CDC Study Finds that Flavored Tobacco is Popular Among Tobacco-Using Teens

CDC Study Finds that Flavored Tobacco is Popular Among Tobacco-Using Teens
October 1, 2015

Flavored tobacco seems to have hooked young smokers.

According to a Centers for Disease Control and Prevention (CDC) study, about 70 percent of middle and high school students who have used a tobacco product in the past 30 days have used at least one flavored tobacco product.

Like studies before it, the CDC report finds that e-cigarettes are one of the top tobacco products used by teens. Data from the 2014 National Youth Tobacco Survey show that in the past 30 days, 63 percent of current tobacco users used a flavored e-cigarette. The same number also used a flavored cigar. Flavored hookah tobacco was used by 61 percent, and 59 percent had used flavored smokeless tobacco. Menthol cigarettes hold strong at 54 percent and 42 percent used flavored tobacco in pipes.

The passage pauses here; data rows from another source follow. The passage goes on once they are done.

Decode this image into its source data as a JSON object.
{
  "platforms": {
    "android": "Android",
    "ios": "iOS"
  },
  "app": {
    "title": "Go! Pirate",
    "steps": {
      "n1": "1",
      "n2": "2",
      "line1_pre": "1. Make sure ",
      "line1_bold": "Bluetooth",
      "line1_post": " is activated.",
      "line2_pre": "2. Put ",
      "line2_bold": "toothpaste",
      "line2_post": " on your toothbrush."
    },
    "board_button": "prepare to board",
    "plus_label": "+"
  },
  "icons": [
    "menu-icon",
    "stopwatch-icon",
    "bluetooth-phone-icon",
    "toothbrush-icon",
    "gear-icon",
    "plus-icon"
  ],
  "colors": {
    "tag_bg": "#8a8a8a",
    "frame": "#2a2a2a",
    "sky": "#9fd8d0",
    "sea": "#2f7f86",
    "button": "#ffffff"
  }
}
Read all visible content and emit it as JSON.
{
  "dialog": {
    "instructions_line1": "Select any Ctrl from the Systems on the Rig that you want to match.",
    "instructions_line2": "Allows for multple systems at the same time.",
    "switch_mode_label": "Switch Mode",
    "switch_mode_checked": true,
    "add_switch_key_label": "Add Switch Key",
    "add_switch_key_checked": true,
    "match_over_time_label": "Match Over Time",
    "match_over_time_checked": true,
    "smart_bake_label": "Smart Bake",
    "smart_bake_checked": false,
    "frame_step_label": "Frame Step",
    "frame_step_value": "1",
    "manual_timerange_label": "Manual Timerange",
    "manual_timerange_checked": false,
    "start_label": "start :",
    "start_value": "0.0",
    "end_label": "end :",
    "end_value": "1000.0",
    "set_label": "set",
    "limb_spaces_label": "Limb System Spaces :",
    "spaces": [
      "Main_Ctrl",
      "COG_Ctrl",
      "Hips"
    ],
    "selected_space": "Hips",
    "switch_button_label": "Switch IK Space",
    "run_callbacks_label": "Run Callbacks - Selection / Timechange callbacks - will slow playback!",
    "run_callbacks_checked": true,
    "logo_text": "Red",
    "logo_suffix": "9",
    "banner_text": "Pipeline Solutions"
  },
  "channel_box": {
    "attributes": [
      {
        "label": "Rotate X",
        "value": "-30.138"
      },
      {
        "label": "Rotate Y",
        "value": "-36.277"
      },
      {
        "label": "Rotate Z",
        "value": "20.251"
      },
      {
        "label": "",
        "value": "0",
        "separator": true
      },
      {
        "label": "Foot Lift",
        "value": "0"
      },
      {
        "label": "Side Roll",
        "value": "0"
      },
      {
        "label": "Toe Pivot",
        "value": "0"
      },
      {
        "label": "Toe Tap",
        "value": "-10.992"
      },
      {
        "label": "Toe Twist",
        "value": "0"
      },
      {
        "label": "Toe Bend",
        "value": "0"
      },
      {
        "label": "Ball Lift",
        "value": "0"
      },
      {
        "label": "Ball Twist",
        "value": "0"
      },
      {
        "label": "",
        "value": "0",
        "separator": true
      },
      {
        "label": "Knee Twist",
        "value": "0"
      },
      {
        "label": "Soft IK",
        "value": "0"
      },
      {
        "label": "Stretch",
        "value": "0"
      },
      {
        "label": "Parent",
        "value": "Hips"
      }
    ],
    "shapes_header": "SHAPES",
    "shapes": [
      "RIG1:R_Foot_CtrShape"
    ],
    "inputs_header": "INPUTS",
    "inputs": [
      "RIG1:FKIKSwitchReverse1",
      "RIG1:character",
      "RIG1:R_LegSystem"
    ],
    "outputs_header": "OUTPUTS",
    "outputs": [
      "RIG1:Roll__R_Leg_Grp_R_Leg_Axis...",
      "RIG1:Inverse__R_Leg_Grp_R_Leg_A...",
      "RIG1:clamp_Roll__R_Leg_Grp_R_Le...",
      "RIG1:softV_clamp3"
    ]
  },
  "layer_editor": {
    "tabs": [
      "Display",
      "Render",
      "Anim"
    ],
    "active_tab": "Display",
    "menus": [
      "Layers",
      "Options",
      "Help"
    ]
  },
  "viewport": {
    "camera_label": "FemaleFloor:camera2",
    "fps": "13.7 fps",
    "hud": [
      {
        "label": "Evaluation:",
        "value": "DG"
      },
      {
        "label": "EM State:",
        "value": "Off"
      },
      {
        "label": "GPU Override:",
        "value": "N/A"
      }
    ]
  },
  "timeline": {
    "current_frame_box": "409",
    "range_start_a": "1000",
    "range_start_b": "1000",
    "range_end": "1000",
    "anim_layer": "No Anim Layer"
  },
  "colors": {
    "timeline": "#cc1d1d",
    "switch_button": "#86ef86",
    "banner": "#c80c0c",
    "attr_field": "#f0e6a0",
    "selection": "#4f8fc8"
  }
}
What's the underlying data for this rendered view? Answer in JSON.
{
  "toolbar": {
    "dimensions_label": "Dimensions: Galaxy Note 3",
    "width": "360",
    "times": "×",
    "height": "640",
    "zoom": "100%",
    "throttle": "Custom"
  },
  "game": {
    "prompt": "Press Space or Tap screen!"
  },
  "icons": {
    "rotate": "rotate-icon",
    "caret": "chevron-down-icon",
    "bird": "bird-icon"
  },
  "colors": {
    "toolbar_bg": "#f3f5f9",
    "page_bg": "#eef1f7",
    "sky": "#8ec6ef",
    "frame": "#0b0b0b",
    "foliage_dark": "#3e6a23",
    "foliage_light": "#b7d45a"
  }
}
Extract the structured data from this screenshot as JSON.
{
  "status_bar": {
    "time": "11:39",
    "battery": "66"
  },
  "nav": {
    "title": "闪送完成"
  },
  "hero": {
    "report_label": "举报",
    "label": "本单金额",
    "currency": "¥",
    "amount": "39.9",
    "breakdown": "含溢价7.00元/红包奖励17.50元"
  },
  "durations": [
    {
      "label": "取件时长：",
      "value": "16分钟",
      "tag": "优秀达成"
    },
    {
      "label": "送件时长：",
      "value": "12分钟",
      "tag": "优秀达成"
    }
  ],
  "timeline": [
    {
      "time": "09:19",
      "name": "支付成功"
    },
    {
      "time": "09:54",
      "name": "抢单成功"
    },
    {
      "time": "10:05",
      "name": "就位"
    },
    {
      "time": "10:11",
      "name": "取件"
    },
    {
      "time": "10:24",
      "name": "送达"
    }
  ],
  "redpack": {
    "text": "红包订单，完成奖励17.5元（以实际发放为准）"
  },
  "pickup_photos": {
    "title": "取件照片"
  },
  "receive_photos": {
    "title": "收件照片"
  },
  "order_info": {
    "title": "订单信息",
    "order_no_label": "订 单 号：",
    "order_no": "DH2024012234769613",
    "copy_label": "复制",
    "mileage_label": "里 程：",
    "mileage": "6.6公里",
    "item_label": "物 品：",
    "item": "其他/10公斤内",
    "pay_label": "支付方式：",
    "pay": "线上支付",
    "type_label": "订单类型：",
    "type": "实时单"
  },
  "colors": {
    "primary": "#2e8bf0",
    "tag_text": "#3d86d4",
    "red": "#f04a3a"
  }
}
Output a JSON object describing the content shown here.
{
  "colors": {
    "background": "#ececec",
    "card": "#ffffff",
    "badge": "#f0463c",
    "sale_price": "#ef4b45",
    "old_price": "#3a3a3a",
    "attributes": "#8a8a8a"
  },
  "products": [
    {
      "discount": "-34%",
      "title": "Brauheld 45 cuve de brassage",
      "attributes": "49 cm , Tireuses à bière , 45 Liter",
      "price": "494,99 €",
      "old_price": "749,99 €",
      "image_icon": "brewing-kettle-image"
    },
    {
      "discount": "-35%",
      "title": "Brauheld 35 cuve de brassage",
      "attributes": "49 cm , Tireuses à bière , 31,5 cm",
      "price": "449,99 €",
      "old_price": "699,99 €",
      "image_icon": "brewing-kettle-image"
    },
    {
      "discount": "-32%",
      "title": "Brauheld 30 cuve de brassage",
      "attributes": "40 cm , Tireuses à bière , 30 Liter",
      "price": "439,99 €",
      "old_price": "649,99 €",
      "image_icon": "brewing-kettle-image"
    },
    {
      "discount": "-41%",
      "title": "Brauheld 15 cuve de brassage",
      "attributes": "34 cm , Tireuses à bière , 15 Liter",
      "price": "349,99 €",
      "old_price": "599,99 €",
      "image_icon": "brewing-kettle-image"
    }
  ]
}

Overall though, 18 percent of all high school students reported using at least one flavored product in the past 30 days. About 6 percent reported using only non-flavored tobacco products. E-cigarettes were the most commonly used flavored tobacco product among high school students at about 9 percent.

"Flavored tobacco products are enticing a new generation of America's youth into nicotine addiction, condemning many of them to tobacco-related disease and early death," CDC Director Tom Frieden said in a statement. "Nicotine is not safe for the developing brain, and we must do everything we can to protect kids from a lifetime of tobacco use and nicotine dependence."

The CDC says that sustained efforts to implement proven tobacco control programs and policies are necessary to prevent all forms of tobacco use, including use of flavored tobacco products, among U.S. youth. For example, several local jurisdictions, including New York City, Chicago, Providence (Rhode Island), and Santa Clara (California), have acted to limit or restrict sales of flavored tobacco products in these communities.

Additional strategies to reduce youth tobacco use include increasing the price of tobacco products, adopting comprehensive smoke-free laws, implementing national public education media campaigns, and raising the minimum age of purchase for all tobacco products to age 21.